The agreement, with terms of at least three years, ensures the supply of Roctavian and reimbursement for eligible patients in Germany by the GKV-SV.

To date, two patients in Germany have been commercially treated with the therapy, with the first recipient announced in August.

Another 60 individuals are eligible to advance toward treatment based on diagnostic test results for adeno-associated virus serotype 5 (AAV5) antibodies. AAV5 DetectCDx, a companion diagnostic test used to determine treatment eligibility, recently was cleared for use under tighter European Union rules.

[The new agreement] marks a key step forward for the hemophilia community.

BioMarin is seeking to increase access to Roctavian in the U.S. and in the rest of Europe. To that end, final price negotiations are underway with the Italian Medicines Agency, which are expected to be finalized by year’s end. Roctavian was given conditional approval in the European Union last year as a treatment for adults with severe hemophilia A.

Following the therapy’s approval by the U.S. Food and Drug Administration in June, it became available by the end of summer for most U.S. patients.  There are an estimated 6,500 adults living with severe hemophilia A in the country, and the company expects 2,500 of them to be eligible for Roctavian treatment.

BioMarin is continuing to work with private and public U.S. payers to enable access, and a number of coverage policies that now include the therapy have been published. Such policies, representing millions of patients, will help enhance treatment access, according to the company.

The company is continuing to educate U.S. hemophilia treatment centers on Roctavian administration; many are expected to have readiness plans established by the end of the year.

Roctavian is crafted to deliver a healthy copy of the F8 gene to patient cells. Hemophilia A results from mutations in that gene, causing a deficiency in a clotting protein — factor VIII — and putting those with the disorder at risk of experiencing excessive and prolonged bleeding.

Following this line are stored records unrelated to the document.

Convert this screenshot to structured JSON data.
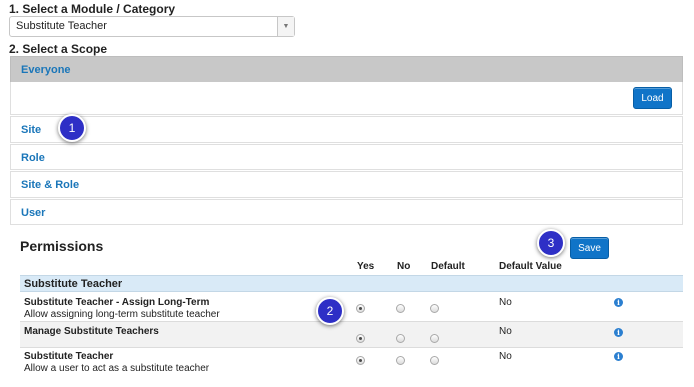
{
  "module_section": {
    "label": "1. Select a Module / Category",
    "selected_value": "Substitute Teacher"
  },
  "scope_section": {
    "label": "2. Select a Scope",
    "everyone": {
      "title": "Everyone",
      "load_label": "Load"
    },
    "scopes": [
      {
        "title": "Site"
      },
      {
        "title": "Role"
      },
      {
        "title": "Site & Role"
      },
      {
        "title": "User"
      }
    ]
  },
  "callouts": [
    "1",
    "2",
    "3"
  ],
  "permissions": {
    "heading": "Permissions",
    "save_label": "Save",
    "columns": {
      "yes": "Yes",
      "no": "No",
      "default": "Default",
      "default_value": "Default Value"
    },
    "group": "Substitute Teacher",
    "rows": [
      {
        "name": "Substitute Teacher - Assign Long-Term",
        "description": "Allow assigning long-term substitute teacher",
        "selected": "yes",
        "default_value": "No"
      },
      {
        "name": "Manage Substitute Teachers",
        "description": "",
        "selected": "yes",
        "default_value": "No"
      },
      {
        "name": "Substitute Teacher",
        "description": "Allow a user to act as a substitute teacher",
        "selected": "yes",
        "default_value": "No"
      }
    ]
  },
  "icons": {
    "dropdown": "chevron-down-icon",
    "info": "info-icon"
  },
  "colors": {
    "accent": "#1074c8",
    "link": "#1a76b9",
    "callout": "#2e2fc6",
    "group_row": "#d9eaf7"
  }
}
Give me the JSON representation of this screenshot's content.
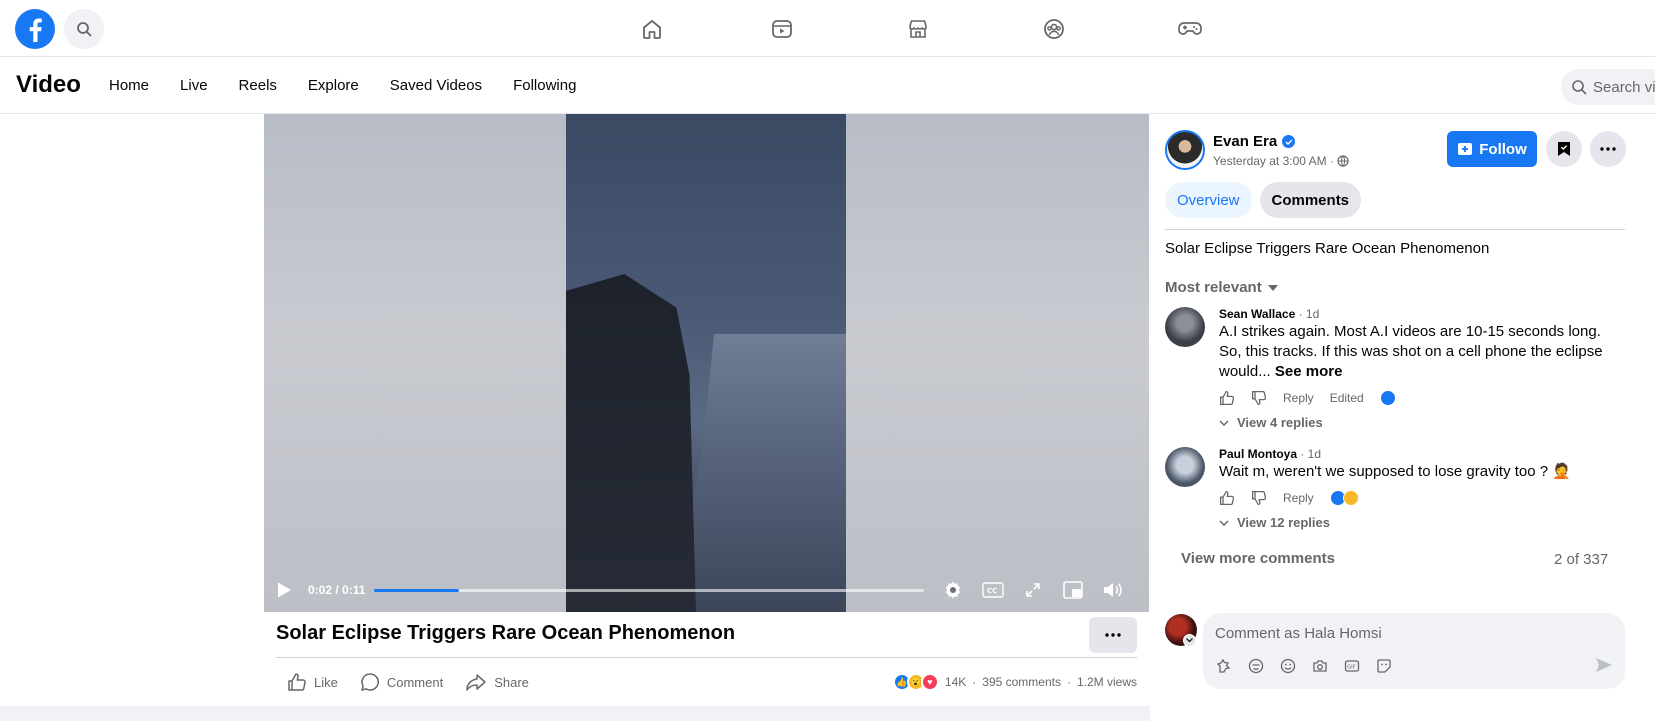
{
  "topbar": {
    "brand_color": "#1877f2",
    "nav_icons": [
      "home-icon",
      "video-icon",
      "marketplace-icon",
      "groups-icon",
      "gaming-icon"
    ]
  },
  "subbar": {
    "title": "Video",
    "nav": [
      "Home",
      "Live",
      "Reels",
      "Explore",
      "Saved Videos",
      "Following"
    ],
    "search_placeholder": "Search vid"
  },
  "player": {
    "time": "0:02 / 0:11",
    "progress": 0.155
  },
  "post": {
    "title": "Solar Eclipse Triggers Rare Ocean Phenomenon",
    "actions": {
      "like": "Like",
      "comment": "Comment",
      "share": "Share"
    },
    "reaction_count": "14K",
    "comments_count": "395 comments",
    "views": "1.2M views",
    "stats_separator": "·"
  },
  "panel": {
    "author": "Evan Era",
    "posted": "Yesterday at 3:00 AM ·",
    "follow_label": "Follow",
    "tabs": {
      "overview": "Overview",
      "comments": "Comments"
    },
    "caption": "Solar Eclipse Triggers Rare Ocean Phenomenon",
    "sort": "Most relevant",
    "comments": [
      {
        "name": "Sean Wallace",
        "ago": " · 1d",
        "text": "A.I strikes again. Most A.I videos are 10-15 seconds long. So, this tracks. If this was shot on a cell phone the eclipse would... ",
        "see_more": "See more",
        "reply": "Reply",
        "edited": "Edited",
        "replies": "View 4 replies"
      },
      {
        "name": "Paul Montoya",
        "ago": " · 1d",
        "text": "Wait m, weren't we supposed to lose gravity too ? 🤦",
        "reply": "Reply",
        "replies": "View 12 replies"
      }
    ],
    "view_more": "View more comments",
    "page_count": "2 of 337",
    "composer_placeholder": "Comment as Hala Homsi"
  }
}
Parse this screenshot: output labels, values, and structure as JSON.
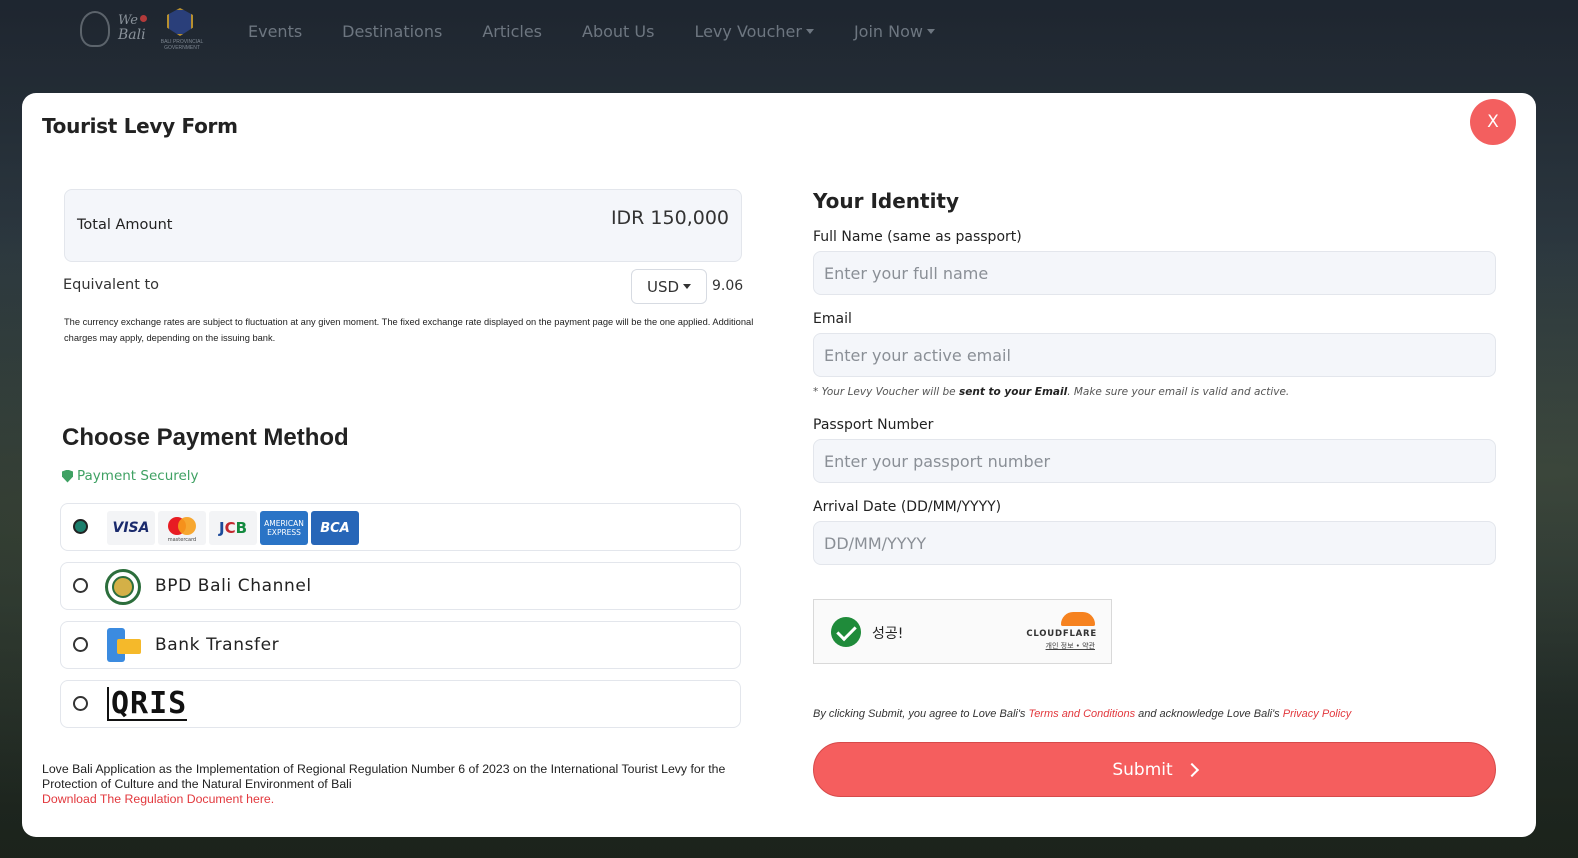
{
  "navbar": {
    "logo_text_1": "We",
    "logo_text_2": "Bali",
    "gov_text": "BALI PROVINCIAL GOVERNMENT",
    "items": [
      {
        "label": "Events"
      },
      {
        "label": "Destinations"
      },
      {
        "label": "Articles"
      },
      {
        "label": "About Us"
      },
      {
        "label": "Levy Voucher"
      },
      {
        "label": "Join Now"
      }
    ]
  },
  "modal": {
    "title": "Tourist Levy Form",
    "close_label": "X"
  },
  "amount": {
    "label": "Total Amount",
    "value": "IDR 150,000",
    "equivalent_label": "Equivalent to",
    "currency": "USD",
    "equivalent_value": "9.06",
    "fx_note": "The currency exchange rates are subject to fluctuation at any given moment. The fixed exchange rate displayed on the payment page will be the one applied. Additional charges may apply, depending on the issuing bank."
  },
  "payment": {
    "title": "Choose Payment Method",
    "secure_label": "Payment Securely",
    "cards": {
      "visa": "VISA",
      "mastercard": "mastercard",
      "jcb": [
        "J",
        "C",
        "B"
      ],
      "amex": "AMERICAN EXPRESS",
      "bca": "BCA"
    },
    "options": [
      {
        "label": "",
        "selected": true
      },
      {
        "label": "BPD Bali Channel",
        "selected": false
      },
      {
        "label": "Bank Transfer",
        "selected": false
      },
      {
        "label": "QRIS",
        "selected": false
      }
    ]
  },
  "footer": {
    "note": "Love Bali Application as the Implementation of Regional Regulation Number 6 of 2023 on the International Tourist Levy for the Protection of Culture and the Natural Environment of Bali",
    "link": "Download The Regulation Document here."
  },
  "identity": {
    "title": "Your Identity",
    "full_name": {
      "label": "Full Name (same as passport)",
      "placeholder": "Enter your full name",
      "value": ""
    },
    "email": {
      "label": "Email",
      "placeholder": "Enter your active email",
      "value": ""
    },
    "email_hint_pre": "* Your Levy Voucher will be ",
    "email_hint_bold": "sent to your Email",
    "email_hint_post": ". Make sure your email is valid and active.",
    "passport": {
      "label": "Passport Number",
      "placeholder": "Enter your passport number",
      "value": ""
    },
    "arrival": {
      "label": "Arrival Date (DD/MM/YYYY)",
      "placeholder": "DD/MM/YYYY",
      "value": ""
    }
  },
  "captcha": {
    "status": "성공!",
    "brand": "CLOUDFLARE",
    "links": "개인 정보 • 약관"
  },
  "agreement": {
    "pre": "By clicking Submit, you agree to Love Bali's ",
    "terms": "Terms and Conditions",
    "mid": " and acknowledge Love Bali's ",
    "privacy": "Privacy Policy"
  },
  "submit_label": "Submit",
  "colors": {
    "accent": "#f55e5e",
    "secure_green": "#3fa163",
    "link_red": "#e2383d"
  }
}
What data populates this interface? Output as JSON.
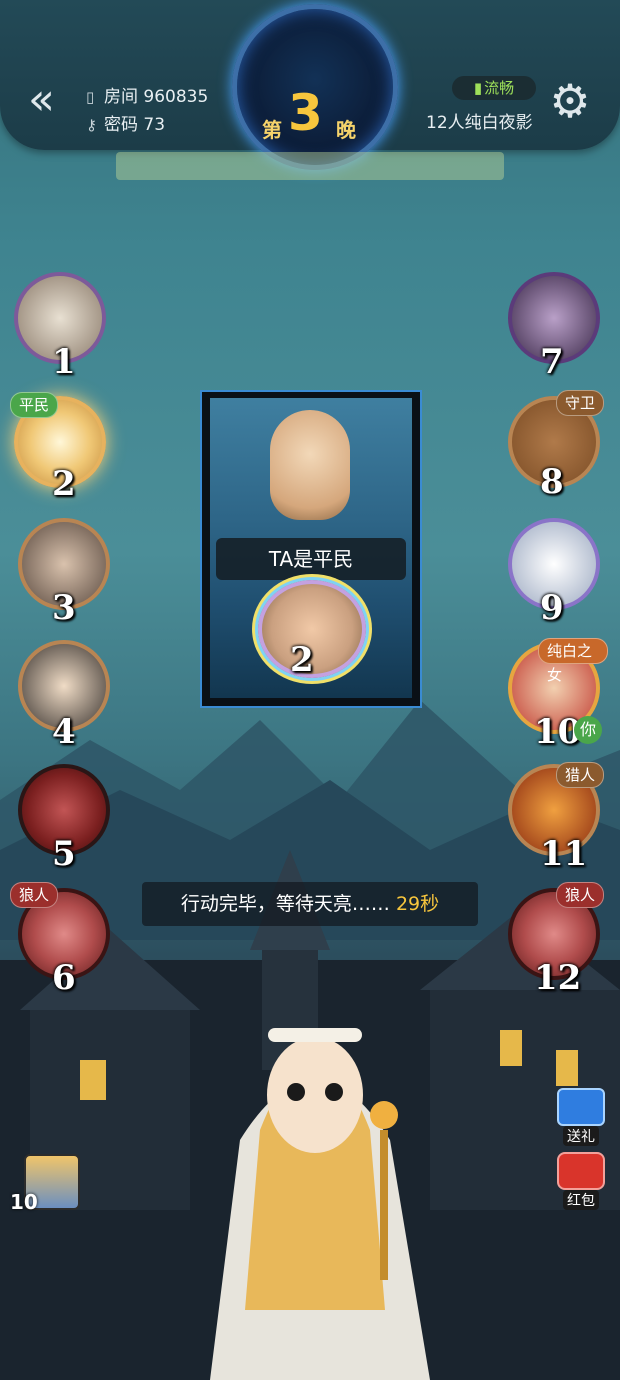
{
  "topbar": {
    "room_label": "房间 960835",
    "password_label": "密码 73",
    "night_prefix": "第",
    "night_number": "3",
    "night_suffix": "晚",
    "connection": "流畅",
    "mode": "12人纯白夜影"
  },
  "seats": {
    "s1": {
      "number": "1"
    },
    "s2": {
      "number": "2",
      "tag": "平民"
    },
    "s3": {
      "number": "3"
    },
    "s4": {
      "number": "4"
    },
    "s5": {
      "number": "5"
    },
    "s6": {
      "number": "6",
      "tag": "狼人"
    },
    "s7": {
      "number": "7"
    },
    "s8": {
      "number": "8",
      "tag": "守卫"
    },
    "s9": {
      "number": "9"
    },
    "s10": {
      "number": "10",
      "tag": "纯白之女",
      "you": "你"
    },
    "s11": {
      "number": "11",
      "tag": "猎人"
    },
    "s12": {
      "number": "12",
      "tag": "狼人"
    }
  },
  "card": {
    "caption": "TA是平民",
    "number": "2"
  },
  "status": {
    "text": "行动完毕，等待天亮……",
    "seconds": "29秒"
  },
  "actions": {
    "gift": "送礼",
    "redpack": "红包"
  },
  "mini_player": {
    "number": "10"
  },
  "colors": {
    "accent_gold": "#f7c63d",
    "connection_green": "#9ee05a",
    "frame_blue": "#3a8bd3"
  }
}
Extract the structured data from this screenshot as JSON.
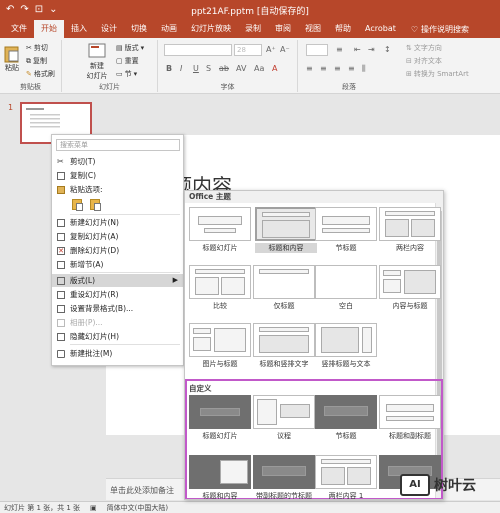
{
  "titlebar": {
    "title": "ppt21AF.pptm [自动保存的] ",
    "qat_icons": [
      "undo-icon",
      "redo-icon",
      "start-icon",
      "dropdown-icon"
    ]
  },
  "tabs": [
    {
      "label": "文件"
    },
    {
      "label": "开始"
    },
    {
      "label": "插入"
    },
    {
      "label": "设计"
    },
    {
      "label": "切换"
    },
    {
      "label": "动画"
    },
    {
      "label": "幻灯片放映"
    },
    {
      "label": "录制"
    },
    {
      "label": "审阅"
    },
    {
      "label": "视图"
    },
    {
      "label": "帮助"
    },
    {
      "label": "Acrobat"
    }
  ],
  "tell_me": "操作说明搜索",
  "ribbon": {
    "paste": "粘贴",
    "cut": "剪切",
    "copy": "复制",
    "format_painter": "格式刷",
    "clipboard_group": "剪贴板",
    "new_slide": "新建\n幻灯片",
    "layout": "版式",
    "reset": "重置",
    "section": "节",
    "slides_group": "幻灯片",
    "font_group": "字体",
    "font_size": "28",
    "paragraph_group": "段落",
    "text_direction": "文字方向",
    "align_text": "对齐文本",
    "smartart": "转换为 SmartArt"
  },
  "thumbnail": {
    "number": "1"
  },
  "slide": {
    "title_fragment": "题内容"
  },
  "notes_placeholder": "单击此处添加备注",
  "status": {
    "slide_info": "幻灯片 第 1 张，共 1 张",
    "language": "简体中文(中国大陆)"
  },
  "context_menu": {
    "search_placeholder": "搜索菜单",
    "items": [
      {
        "label": "剪切(T)",
        "icon": "scissors-icon",
        "enabled": true
      },
      {
        "label": "复制(C)",
        "icon": "copy-icon",
        "enabled": true
      },
      {
        "label": "粘贴选项:",
        "icon": "paste-icon",
        "enabled": true
      },
      {
        "label": "新建幻灯片(N)",
        "icon": "new-slide-icon",
        "enabled": true
      },
      {
        "label": "复制幻灯片(A)",
        "icon": "duplicate-slide-icon",
        "enabled": true
      },
      {
        "label": "删除幻灯片(D)",
        "icon": "delete-slide-icon",
        "enabled": true
      },
      {
        "label": "新增节(A)",
        "icon": "section-icon",
        "enabled": true
      },
      {
        "label": "版式(L)",
        "icon": "layout-icon",
        "enabled": true
      },
      {
        "label": "重设幻灯片(R)",
        "icon": "reset-slide-icon",
        "enabled": true
      },
      {
        "label": "设置背景格式(B)...",
        "icon": "background-icon",
        "enabled": true
      },
      {
        "label": "相册(P)...",
        "icon": "album-icon",
        "enabled": false
      },
      {
        "label": "隐藏幻灯片(H)",
        "icon": "hide-slide-icon",
        "enabled": true
      },
      {
        "label": "新建批注(M)",
        "icon": "comment-icon",
        "enabled": true
      }
    ]
  },
  "gallery": {
    "office_header": "Office 主题",
    "office_layouts": [
      "标题幻灯片",
      "标题和内容",
      "节标题",
      "两栏内容",
      "比较",
      "仅标题",
      "空白",
      "内容与标题",
      "图片与标题",
      "标题和竖排文字",
      "竖排标题与文本"
    ],
    "custom_header": "自定义",
    "custom_layouts": [
      "标题幻灯片",
      "议程",
      "节标题",
      "标题和副标题",
      "标题和内容",
      "带副标题的节标题",
      "两栏内容 1",
      ""
    ]
  },
  "watermark": {
    "logo": "AI",
    "brand": "树叶云"
  }
}
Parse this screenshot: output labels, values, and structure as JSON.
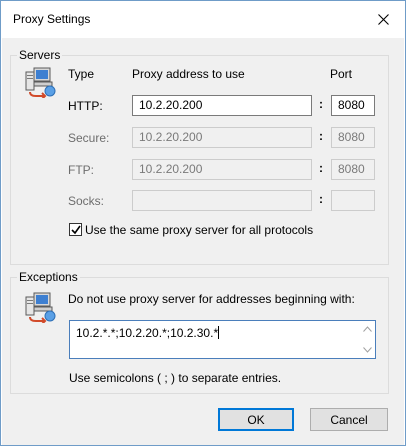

By delivering a functional copy of the F8 gene to the liver, where clotting factors are produced, the treatment is designed to restore the production of the protein, reducing bleed risk and prospectively lowering or eliminating the necessity for standard routine preventive treatment. The delivery occurs via a virus known as AAV5, which was engineered to deposit the gene within cells rather than cause an infection.

According to Ajer, the new agreement “marks a key step forward for the hemophilia community.”